_Problem description_.
Scan the records below. Copy every line in which the word "icon" appears.

_Data for processing_.
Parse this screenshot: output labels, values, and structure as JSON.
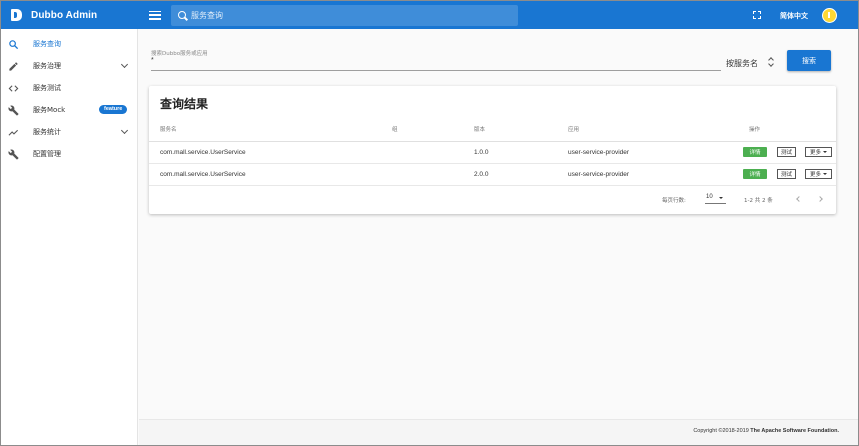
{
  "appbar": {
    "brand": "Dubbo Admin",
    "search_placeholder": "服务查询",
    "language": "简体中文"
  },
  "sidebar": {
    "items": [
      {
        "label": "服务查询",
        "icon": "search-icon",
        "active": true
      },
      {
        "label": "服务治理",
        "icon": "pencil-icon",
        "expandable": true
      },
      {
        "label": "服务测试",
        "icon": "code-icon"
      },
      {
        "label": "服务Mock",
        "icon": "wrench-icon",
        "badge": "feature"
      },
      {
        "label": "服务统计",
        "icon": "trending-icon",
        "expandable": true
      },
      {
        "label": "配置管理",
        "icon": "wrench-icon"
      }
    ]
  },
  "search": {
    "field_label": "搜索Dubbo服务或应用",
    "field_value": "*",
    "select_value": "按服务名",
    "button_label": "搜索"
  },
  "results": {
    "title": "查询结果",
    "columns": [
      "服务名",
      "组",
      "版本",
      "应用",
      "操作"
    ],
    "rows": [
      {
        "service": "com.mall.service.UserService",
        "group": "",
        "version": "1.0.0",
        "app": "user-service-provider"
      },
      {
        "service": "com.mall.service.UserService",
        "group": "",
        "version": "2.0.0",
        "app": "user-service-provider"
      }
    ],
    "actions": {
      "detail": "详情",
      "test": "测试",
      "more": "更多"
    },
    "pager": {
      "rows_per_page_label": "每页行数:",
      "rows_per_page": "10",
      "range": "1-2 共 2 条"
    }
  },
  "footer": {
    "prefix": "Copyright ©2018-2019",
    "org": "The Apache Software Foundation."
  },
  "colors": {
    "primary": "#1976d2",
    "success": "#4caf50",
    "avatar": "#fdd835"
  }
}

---

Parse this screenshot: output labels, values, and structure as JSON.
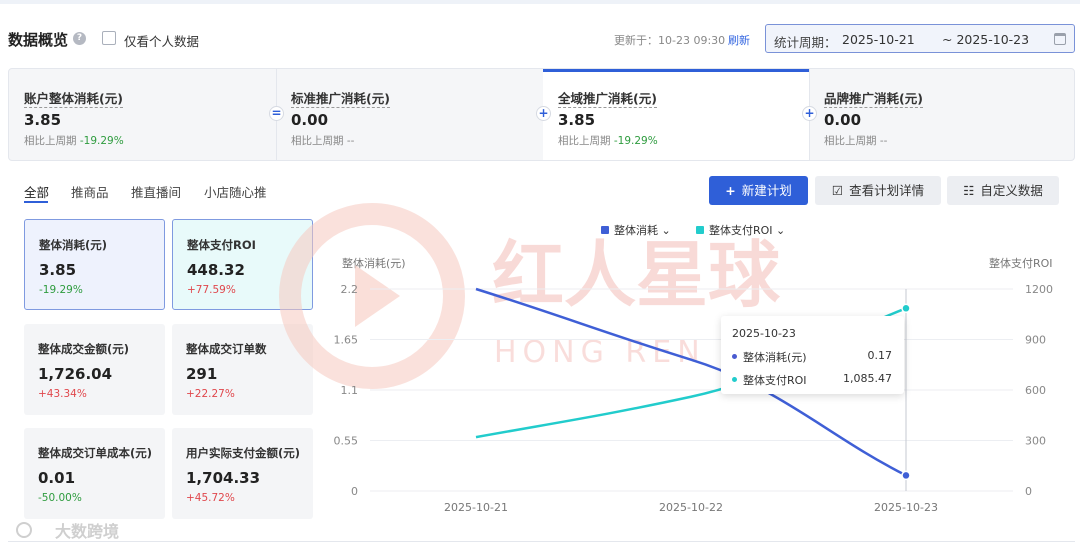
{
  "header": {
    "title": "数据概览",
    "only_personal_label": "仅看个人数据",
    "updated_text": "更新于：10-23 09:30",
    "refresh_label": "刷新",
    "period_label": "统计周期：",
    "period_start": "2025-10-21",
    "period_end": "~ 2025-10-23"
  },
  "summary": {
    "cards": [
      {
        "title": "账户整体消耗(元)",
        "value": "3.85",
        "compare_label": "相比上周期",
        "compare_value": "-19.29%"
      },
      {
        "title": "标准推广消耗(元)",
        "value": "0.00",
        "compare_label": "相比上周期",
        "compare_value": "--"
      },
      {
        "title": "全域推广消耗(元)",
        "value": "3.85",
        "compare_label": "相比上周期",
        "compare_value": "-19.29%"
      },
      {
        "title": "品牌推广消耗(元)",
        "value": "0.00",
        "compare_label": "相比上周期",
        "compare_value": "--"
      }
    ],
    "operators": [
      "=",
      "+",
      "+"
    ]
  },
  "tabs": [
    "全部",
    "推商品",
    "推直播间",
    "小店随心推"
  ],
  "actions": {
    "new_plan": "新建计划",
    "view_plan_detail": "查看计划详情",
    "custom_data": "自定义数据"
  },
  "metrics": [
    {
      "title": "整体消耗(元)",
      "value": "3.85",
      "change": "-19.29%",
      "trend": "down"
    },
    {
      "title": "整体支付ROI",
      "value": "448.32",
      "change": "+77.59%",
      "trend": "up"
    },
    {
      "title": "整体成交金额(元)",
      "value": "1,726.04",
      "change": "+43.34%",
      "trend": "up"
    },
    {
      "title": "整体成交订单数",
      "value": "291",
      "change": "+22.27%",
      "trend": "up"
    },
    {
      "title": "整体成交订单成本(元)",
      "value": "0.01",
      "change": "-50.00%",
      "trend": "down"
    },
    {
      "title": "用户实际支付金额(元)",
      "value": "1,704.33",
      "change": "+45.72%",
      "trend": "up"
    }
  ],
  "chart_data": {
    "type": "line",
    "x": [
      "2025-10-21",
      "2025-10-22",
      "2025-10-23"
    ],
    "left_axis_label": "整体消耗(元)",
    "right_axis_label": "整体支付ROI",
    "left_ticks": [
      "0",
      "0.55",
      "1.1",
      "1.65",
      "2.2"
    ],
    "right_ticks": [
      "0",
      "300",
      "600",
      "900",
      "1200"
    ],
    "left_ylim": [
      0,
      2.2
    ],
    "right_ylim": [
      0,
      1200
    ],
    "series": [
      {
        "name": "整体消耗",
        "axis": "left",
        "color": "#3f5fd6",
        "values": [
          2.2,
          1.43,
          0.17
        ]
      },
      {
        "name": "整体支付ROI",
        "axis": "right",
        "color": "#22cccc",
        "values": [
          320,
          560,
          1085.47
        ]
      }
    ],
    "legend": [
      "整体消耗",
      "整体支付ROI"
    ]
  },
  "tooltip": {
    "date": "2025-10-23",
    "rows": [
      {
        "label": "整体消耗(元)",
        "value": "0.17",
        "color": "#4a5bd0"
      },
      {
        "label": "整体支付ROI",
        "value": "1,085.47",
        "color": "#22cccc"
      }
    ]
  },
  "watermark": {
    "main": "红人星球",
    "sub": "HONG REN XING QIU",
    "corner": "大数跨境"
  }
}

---

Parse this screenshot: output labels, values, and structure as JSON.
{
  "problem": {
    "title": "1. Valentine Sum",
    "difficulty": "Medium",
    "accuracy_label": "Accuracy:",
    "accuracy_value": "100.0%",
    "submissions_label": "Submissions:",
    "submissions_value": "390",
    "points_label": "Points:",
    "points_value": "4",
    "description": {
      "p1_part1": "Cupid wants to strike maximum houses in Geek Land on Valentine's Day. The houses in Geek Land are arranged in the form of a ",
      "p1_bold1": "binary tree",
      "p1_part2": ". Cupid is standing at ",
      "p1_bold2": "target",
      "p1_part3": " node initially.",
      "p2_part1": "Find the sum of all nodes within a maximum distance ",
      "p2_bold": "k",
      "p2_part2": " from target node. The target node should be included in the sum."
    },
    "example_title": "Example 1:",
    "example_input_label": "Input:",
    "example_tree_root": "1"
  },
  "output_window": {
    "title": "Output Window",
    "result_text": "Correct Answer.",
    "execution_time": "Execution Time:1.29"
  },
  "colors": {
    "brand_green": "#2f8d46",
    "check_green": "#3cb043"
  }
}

_Output for this task_.
        "icon": "search-icon",
        "icon": "pencil-icon",
        "icon": "code-icon"
        "icon": "wrench-icon",
        "icon": "trending-icon",
        "icon": "wrench-icon"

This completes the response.